Excerpted data:

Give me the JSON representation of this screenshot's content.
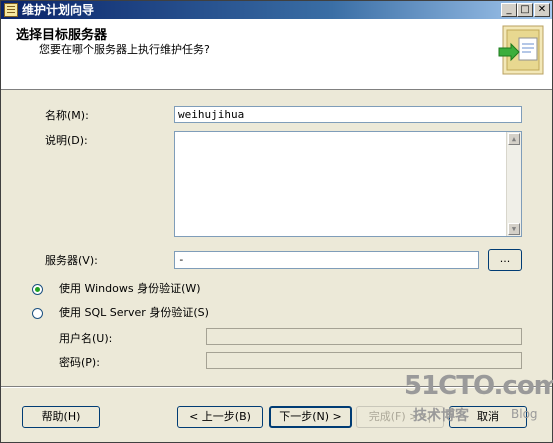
{
  "window": {
    "title": "维护计划向导"
  },
  "header": {
    "title": "选择目标服务器",
    "subtitle": "您要在哪个服务器上执行维护任务?"
  },
  "form": {
    "name_label": "名称(M):",
    "name_value": "weihujihua",
    "description_label": "说明(D):",
    "description_value": "",
    "server_label": "服务器(V):",
    "server_value": "-",
    "browse_label": "...",
    "auth_windows_label": "使用 Windows 身份验证(W)",
    "auth_sql_label": "使用 SQL Server 身份验证(S)",
    "auth_selected": "windows",
    "username_label": "用户名(U):",
    "username_value": "",
    "password_label": "密码(P):",
    "password_value": ""
  },
  "footer": {
    "help_label": "帮助(H)",
    "back_label": "< 上一步(B)",
    "next_label": "下一步(N) >",
    "finish_label": "完成(F) >>|",
    "cancel_label": "取消"
  },
  "watermark": {
    "site": "51CTO.com",
    "tagline": "技术博客",
    "blog": "Blog"
  }
}
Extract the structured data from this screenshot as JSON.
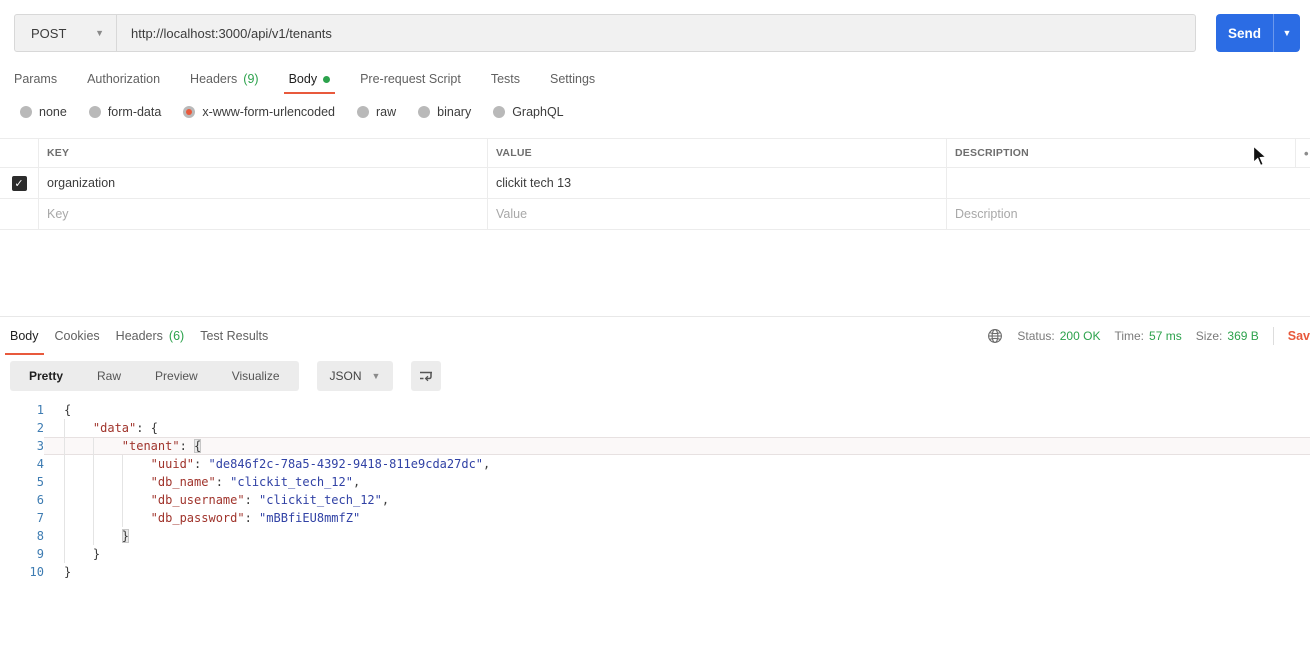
{
  "colors": {
    "accent_orange": "#e8593c",
    "success_green": "#2ca24c",
    "send_blue": "#2b6ce4",
    "json_key_red": "#a0342c",
    "json_string_blue": "#3142a5",
    "line_number_blue": "#3e7cb2"
  },
  "request": {
    "method": "POST",
    "url": "http://localhost:3000/api/v1/tenants",
    "send_label": "Send",
    "tabs": [
      {
        "label": "Params"
      },
      {
        "label": "Authorization"
      },
      {
        "label": "Headers",
        "count": "(9)"
      },
      {
        "label": "Body",
        "active": true,
        "dot": true
      },
      {
        "label": "Pre-request Script"
      },
      {
        "label": "Tests"
      },
      {
        "label": "Settings"
      }
    ],
    "body_modes": [
      {
        "label": "none"
      },
      {
        "label": "form-data"
      },
      {
        "label": "x-www-form-urlencoded",
        "selected": true
      },
      {
        "label": "raw"
      },
      {
        "label": "binary"
      },
      {
        "label": "GraphQL"
      }
    ],
    "table": {
      "headers": [
        "KEY",
        "VALUE",
        "DESCRIPTION"
      ],
      "header_menu_icon": "•",
      "rows": [
        {
          "checked": true,
          "check_glyph": "✓",
          "key": "organization",
          "value": "clickit tech 13",
          "description": ""
        }
      ],
      "placeholders": {
        "key": "Key",
        "value": "Value",
        "description": "Description"
      }
    }
  },
  "response": {
    "tabs": [
      {
        "label": "Body",
        "active": true
      },
      {
        "label": "Cookies"
      },
      {
        "label": "Headers",
        "count": "(6)"
      },
      {
        "label": "Test Results"
      }
    ],
    "meta": {
      "status_label": "Status:",
      "status_value": "200 OK",
      "time_label": "Time:",
      "time_value": "57 ms",
      "size_label": "Size:",
      "size_value": "369 B",
      "save_label": "Sav"
    },
    "view_tabs": [
      {
        "label": "Pretty",
        "active": true
      },
      {
        "label": "Raw"
      },
      {
        "label": "Preview"
      },
      {
        "label": "Visualize"
      }
    ],
    "format": "JSON",
    "code": {
      "lines": [
        {
          "n": 1,
          "indent": 0,
          "segs": [
            {
              "c": "pn",
              "t": "{"
            }
          ]
        },
        {
          "n": 2,
          "indent": 1,
          "segs": [
            {
              "c": "key",
              "t": "\"data\""
            },
            {
              "c": "pn",
              "t": ": {"
            }
          ]
        },
        {
          "n": 3,
          "indent": 2,
          "active": true,
          "segs": [
            {
              "c": "key",
              "t": "\"tenant\""
            },
            {
              "c": "pn",
              "t": ": "
            },
            {
              "c": "pn",
              "t": "{",
              "box": true
            }
          ]
        },
        {
          "n": 4,
          "indent": 3,
          "segs": [
            {
              "c": "key",
              "t": "\"uuid\""
            },
            {
              "c": "pn",
              "t": ": "
            },
            {
              "c": "str",
              "t": "\"de846f2c-78a5-4392-9418-811e9cda27dc\""
            },
            {
              "c": "pn",
              "t": ","
            }
          ]
        },
        {
          "n": 5,
          "indent": 3,
          "segs": [
            {
              "c": "key",
              "t": "\"db_name\""
            },
            {
              "c": "pn",
              "t": ": "
            },
            {
              "c": "str",
              "t": "\"clickit_tech_12\""
            },
            {
              "c": "pn",
              "t": ","
            }
          ]
        },
        {
          "n": 6,
          "indent": 3,
          "segs": [
            {
              "c": "key",
              "t": "\"db_username\""
            },
            {
              "c": "pn",
              "t": ": "
            },
            {
              "c": "str",
              "t": "\"clickit_tech_12\""
            },
            {
              "c": "pn",
              "t": ","
            }
          ]
        },
        {
          "n": 7,
          "indent": 3,
          "segs": [
            {
              "c": "key",
              "t": "\"db_password\""
            },
            {
              "c": "pn",
              "t": ": "
            },
            {
              "c": "str",
              "t": "\"mBBfiEU8mmfZ\""
            }
          ]
        },
        {
          "n": 8,
          "indent": 2,
          "segs": [
            {
              "c": "pn",
              "t": "}",
              "box": true
            }
          ]
        },
        {
          "n": 9,
          "indent": 1,
          "segs": [
            {
              "c": "pn",
              "t": "}"
            }
          ]
        },
        {
          "n": 10,
          "indent": 0,
          "segs": [
            {
              "c": "pn",
              "t": "}"
            }
          ]
        }
      ]
    }
  }
}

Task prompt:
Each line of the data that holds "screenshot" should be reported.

Result of this task:
Give me the JSON representation of this screenshot's content.
Extract the structured data from this screenshot as JSON.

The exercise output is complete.